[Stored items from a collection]
******

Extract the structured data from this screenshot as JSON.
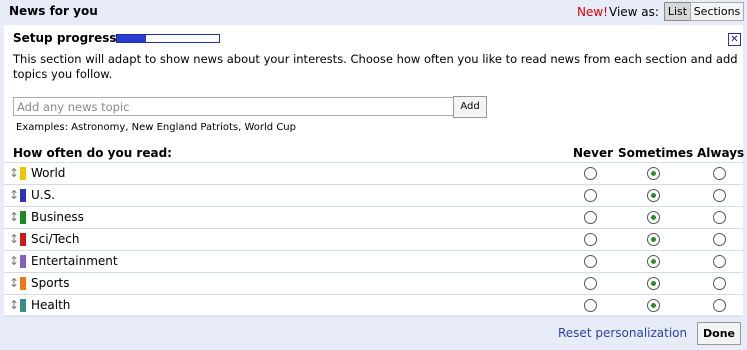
{
  "header": {
    "title": "News for you",
    "new_label": "New!",
    "view_as_label": "View as:",
    "list_label": "List",
    "sections_label": "Sections"
  },
  "setup": {
    "progress_label": "Setup progress:",
    "progress_fraction": 0.28,
    "close_icon": "close-icon",
    "description": "This section will adapt to show news about your interests. Choose how often you like to read news from each section and add topics you follow.",
    "topic_placeholder": "Add any news topic",
    "add_label": "Add",
    "examples": "Examples: Astronomy, New England Patriots, World Cup"
  },
  "frequency": {
    "heading": "How often do you read:",
    "columns": [
      "Never",
      "Sometimes",
      "Always"
    ],
    "rows": [
      {
        "label": "World",
        "color": "#f2c300",
        "selected": 1
      },
      {
        "label": "U.S.",
        "color": "#2a35b5",
        "selected": 1
      },
      {
        "label": "Business",
        "color": "#1c8a1c",
        "selected": 1
      },
      {
        "label": "Sci/Tech",
        "color": "#cc1a1a",
        "selected": 1
      },
      {
        "label": "Entertainment",
        "color": "#8b5cc0",
        "selected": 1
      },
      {
        "label": "Sports",
        "color": "#f07a12",
        "selected": 1
      },
      {
        "label": "Health",
        "color": "#3a8f86",
        "selected": 1
      }
    ]
  },
  "footer": {
    "reset_label": "Reset personalization",
    "done_label": "Done"
  }
}
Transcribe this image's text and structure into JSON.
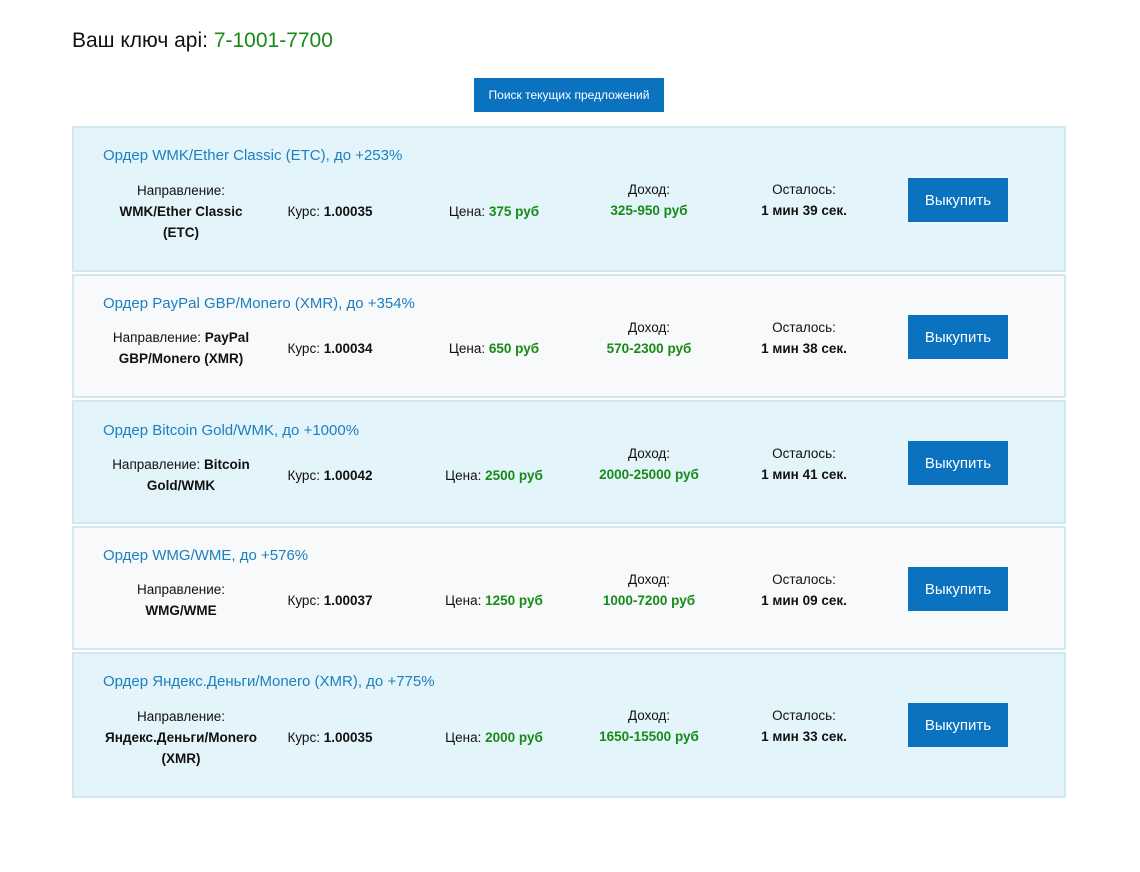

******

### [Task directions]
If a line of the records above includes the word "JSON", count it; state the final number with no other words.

### [Answer below]
2